Deeds and Conveyances
A confirmatory instrument is, in effect, an explanation and correction of an error in a prior instrument. As such, it passes no title. See Scaplen v. Blanchard, 187 Mass. 73, 72 N.E. 346 (1904).
However, although it said that a confirmatory deed passes no title, that rule applies when the grantor in the confirmatory deed purports to correct or explain something in the prior deed executed by him or her, or to give the new deed in substitution of a lost earlier deed If the deed is "original," albeit labeled "confirmatory," title no doubt passes thereunder, for the deed must be construed most strongly against the grantor, and will be interpreted to pass all interests that the grantor may have, unless specifically excepted. See Patton on Title, West Publishing Company (1957), Section 213, et. seq.
There are limits to the use of confirmatory deeds. For example, if the confirmatory deed attempts to substitute a new grantee (as opposed to correcting the spelling of the grantees name) or attempts to reduce the amount of property which was intended to be conveyed, the confirmatory deed would be suspect. In other words, if the grantor tried to use a confirmatory deed to "take away" something included in the first conveyance (i.e., to eliminate a lot or some other land that was described in that conveyance or to add or strike the name of a grantee, or even perhaps change the tenancy) the confirmatory deed would not accomplish this result.
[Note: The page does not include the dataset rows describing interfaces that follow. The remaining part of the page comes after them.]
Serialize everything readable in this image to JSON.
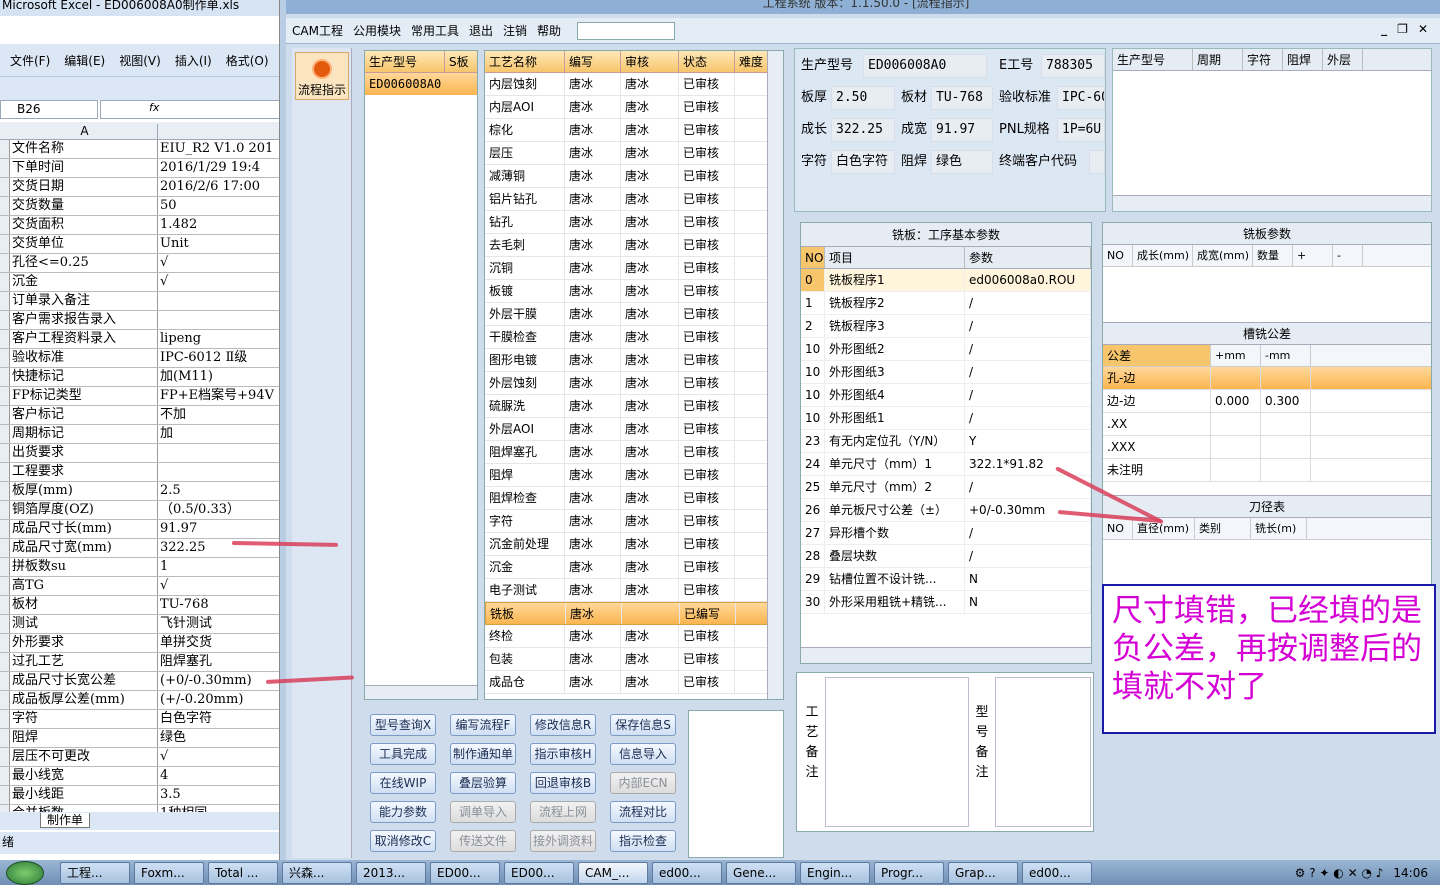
{
  "excel": {
    "title": "Microsoft Excel - ED006008A0制作单.xls",
    "menu": [
      "文件(F)",
      "编辑(E)",
      "视图(V)",
      "插入(I)",
      "格式(O)"
    ],
    "name_box": "B26",
    "fx_label": "fx",
    "col_a": "A",
    "rows": [
      [
        "文件名称",
        "EIU_R2 V1.0 201"
      ],
      [
        "下单时间",
        "2016/1/29 19:4"
      ],
      [
        "交货日期",
        "2016/2/6 17:00"
      ],
      [
        "交货数量",
        "50"
      ],
      [
        "交货面积",
        "1.482"
      ],
      [
        "交货单位",
        "Unit"
      ],
      [
        "孔径<=0.25",
        "√"
      ],
      [
        "沉金",
        "√"
      ],
      [
        "订单录入备注",
        ""
      ],
      [
        "客户需求报告录入",
        ""
      ],
      [
        "客户工程资料录入",
        "lipeng"
      ],
      [
        "验收标准",
        "IPC-6012 Ⅱ级"
      ],
      [
        "快捷标记",
        "加(M11)"
      ],
      [
        "FP标记类型",
        "FP+E档案号+94V"
      ],
      [
        "客户标记",
        "不加"
      ],
      [
        "周期标记",
        "加"
      ],
      [
        "出货要求",
        ""
      ],
      [
        "工程要求",
        ""
      ],
      [
        "板厚(mm)",
        "2.5"
      ],
      [
        "铜箔厚度(OZ)",
        "（0.5/0.33）"
      ],
      [
        "成品尺寸长(mm)",
        "91.97"
      ],
      [
        "成品尺寸宽(mm)",
        "322.25"
      ],
      [
        "拼板数su",
        "1"
      ],
      [
        "高TG",
        "√"
      ],
      [
        "板材",
        "TU-768"
      ],
      [
        "测试",
        "飞针测试"
      ],
      [
        "外形要求",
        "单拼交货"
      ],
      [
        "过孔工艺",
        "阻焊塞孔"
      ],
      [
        "成品尺寸长宽公差",
        "(+0/-0.30mm)"
      ],
      [
        "成品板厚公差(mm)",
        "(+/-0.20mm)"
      ],
      [
        "字符",
        "白色字符"
      ],
      [
        "阻焊",
        "绿色"
      ],
      [
        "层压不可更改",
        "√"
      ],
      [
        "最小线宽",
        "4"
      ],
      [
        "最小线距",
        "3.5"
      ],
      [
        "合并板数",
        "1种相同"
      ]
    ],
    "sheet_tab": "制作单",
    "status": "绪"
  },
  "cam": {
    "title": "工程系统   版本：1.1.50.0 - [流程指示]",
    "menu": [
      "CAM工程",
      "公用模块",
      "常用工具",
      "退出",
      "注销",
      "帮助"
    ],
    "left_button": "流程指示",
    "product_list": {
      "headers": [
        "生产型号",
        "S板"
      ],
      "selected": "ED006008A0"
    },
    "process_list": {
      "headers": [
        "工艺名称",
        "编写",
        "审核",
        "状态",
        "难度"
      ],
      "rows": [
        [
          "内层蚀刻",
          "唐冰",
          "唐冰",
          "已审核"
        ],
        [
          "内层AOI",
          "唐冰",
          "唐冰",
          "已审核"
        ],
        [
          "棕化",
          "唐冰",
          "唐冰",
          "已审核"
        ],
        [
          "层压",
          "唐冰",
          "唐冰",
          "已审核"
        ],
        [
          "减薄铜",
          "唐冰",
          "唐冰",
          "已审核"
        ],
        [
          "铝片钻孔",
          "唐冰",
          "唐冰",
          "已审核"
        ],
        [
          "钻孔",
          "唐冰",
          "唐冰",
          "已审核"
        ],
        [
          "去毛刺",
          "唐冰",
          "唐冰",
          "已审核"
        ],
        [
          "沉铜",
          "唐冰",
          "唐冰",
          "已审核"
        ],
        [
          "板镀",
          "唐冰",
          "唐冰",
          "已审核"
        ],
        [
          "外层干膜",
          "唐冰",
          "唐冰",
          "已审核"
        ],
        [
          "干膜检查",
          "唐冰",
          "唐冰",
          "已审核"
        ],
        [
          "图形电镀",
          "唐冰",
          "唐冰",
          "已审核"
        ],
        [
          "外层蚀刻",
          "唐冰",
          "唐冰",
          "已审核"
        ],
        [
          "硫脲洗",
          "唐冰",
          "唐冰",
          "已审核"
        ],
        [
          "外层AOI",
          "唐冰",
          "唐冰",
          "已审核"
        ],
        [
          "阻焊塞孔",
          "唐冰",
          "唐冰",
          "已审核"
        ],
        [
          "阻焊",
          "唐冰",
          "唐冰",
          "已审核"
        ],
        [
          "阻焊检查",
          "唐冰",
          "唐冰",
          "已审核"
        ],
        [
          "字符",
          "唐冰",
          "唐冰",
          "已审核"
        ],
        [
          "沉金前处理",
          "唐冰",
          "唐冰",
          "已审核"
        ],
        [
          "沉金",
          "唐冰",
          "唐冰",
          "已审核"
        ],
        [
          "电子测试",
          "唐冰",
          "唐冰",
          "已审核"
        ],
        [
          "铣板",
          "唐冰",
          "",
          "已编写"
        ],
        [
          "终检",
          "唐冰",
          "唐冰",
          "已审核"
        ],
        [
          "包装",
          "唐冰",
          "唐冰",
          "已审核"
        ],
        [
          "成品仓",
          "唐冰",
          "唐冰",
          "已审核"
        ]
      ]
    },
    "buttons": [
      [
        "型号查询X",
        "编写流程F",
        "修改信息R",
        "保存信息S"
      ],
      [
        "工具完成",
        "制作通知单",
        "指示审核H",
        "信息导入"
      ],
      [
        "在线WIP",
        "叠层验算",
        "回退审核B",
        "内部ECN"
      ],
      [
        "能力参数",
        "调单导入",
        "流程上网",
        "流程对比"
      ],
      [
        "取消修改C",
        "传送文件",
        "接外调资料",
        "指示检查"
      ]
    ],
    "info": {
      "model_label": "生产型号",
      "model": "ED006008A0",
      "eno_label": "E工号",
      "eno": "788305",
      "thick_label": "板厚",
      "thick": "2.50",
      "mat_label": "板材",
      "mat": "TU-768",
      "std_label": "验收标准",
      "std": "IPC-60",
      "len_label": "成长",
      "len": "322.25",
      "wid_label": "成宽",
      "wid": "91.97",
      "pnl_label": "PNL规格",
      "pnl": "1P=6U",
      "char_label": "字符",
      "char": "白色字符",
      "mask_label": "阻焊",
      "mask": "绿色",
      "cust_label": "终端客户代码",
      "cust": ""
    },
    "info_grid_headers": [
      "生产型号",
      "周期",
      "字符",
      "阻焊",
      "外层"
    ],
    "mill": {
      "title": "铣板：工序基本参数",
      "headers": [
        "NO",
        "项目",
        "参数"
      ],
      "rows": [
        [
          "0",
          "铣板程序1",
          "ed006008a0.ROU"
        ],
        [
          "1",
          "铣板程序2",
          "/"
        ],
        [
          "2",
          "铣板程序3",
          "/"
        ],
        [
          "10",
          "外形图纸2",
          "/"
        ],
        [
          "10",
          "外形图纸3",
          "/"
        ],
        [
          "10",
          "外形图纸4",
          "/"
        ],
        [
          "10",
          "外形图纸1",
          "/"
        ],
        [
          "23",
          "有无内定位孔（Y/N）",
          "Y"
        ],
        [
          "24",
          "单元尺寸（mm）1",
          "322.1*91.82"
        ],
        [
          "25",
          "单元尺寸（mm）2",
          "/"
        ],
        [
          "26",
          "单元板尺寸公差（±）",
          "+0/-0.30mm"
        ],
        [
          "27",
          "异形槽个数",
          "/"
        ],
        [
          "28",
          "叠层块数",
          "/"
        ],
        [
          "29",
          "钻槽位置不设计铣...",
          "N"
        ],
        [
          "30",
          "外形采用粗铣+精铣...",
          "N"
        ]
      ]
    },
    "mill_param": {
      "title": "铣板参数",
      "headers": [
        "NO",
        "成长(mm)",
        "成宽(mm)",
        "数量",
        "+",
        "-"
      ]
    },
    "slot_tol": {
      "title": "槽铣公差",
      "headers": [
        "公差",
        "+mm",
        "-mm"
      ],
      "rows": [
        [
          "孔-边",
          "",
          ""
        ],
        [
          "边-边",
          "0.000",
          "0.300"
        ],
        [
          ".XX",
          "",
          ""
        ],
        [
          ".XXX",
          "",
          ""
        ],
        [
          "未注明",
          "",
          ""
        ]
      ]
    },
    "tool_table": {
      "title": "刀径表",
      "headers": [
        "NO",
        "直径(mm)",
        "类别",
        "铣长(m)"
      ]
    },
    "notes": {
      "process_label": "工艺备注",
      "model_label": "型号备注"
    }
  },
  "annotation": "尺寸填错，已经填的是负公差，再按调整后的填就不对了",
  "taskbar": {
    "items": [
      "工程...",
      "Foxm...",
      "Total ...",
      "兴森...",
      "2013...",
      "ED00...",
      "ED00...",
      "CAM_...",
      "ed00...",
      "Gene...",
      "Engin...",
      "Progr...",
      "Grap...",
      "ed00..."
    ],
    "clock": "14:06"
  },
  "colors": {
    "annotation_text": "#d400d4",
    "annotation_border": "#1a1aa8",
    "arrow": "#d9405a",
    "selected_row": "#fbb550"
  }
}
Sometimes when a confirmatory deed is given the grantees, whose deed is being confirmed, have (or may have) already parted with the title and conveyed it to a third person. If the confirmatory deed names only the original grantees the title might be considered as getting "stuck" in them and not flowing to the new owner. By the same token, it sometimes becomes unmanageable to run out the grantees to see who the present owners are—especially if the original grantees are developers who created a subdivision and sold off many lots. To resolve this, and to make sure the title gets where it should go, the deed should name the original grantees, after which this language should be added following their names: " . . . and to those persons claiming by, through or under [him] [her] [them] by instruments of record." This language will "force" the title down the chain. See Mendler,Massachusetts Conveyancer's Handbook with Forms, The Lawyers Cooperative Publishing Company (Fourth Edition, 1984), §18.5.
1 This is important in such instances as, for example, conveyances that concern agricultural and horticultural land under G.L.c. 61A. If a confirmatory deed in fact passed title, it could "restart" the waiting periods concerning, or the tax liability imposed for the conveyance tax. Fortunately, in this regard the statute specifically excludes "deeds which correct, modify, supplement or confirm a deed previously recorded."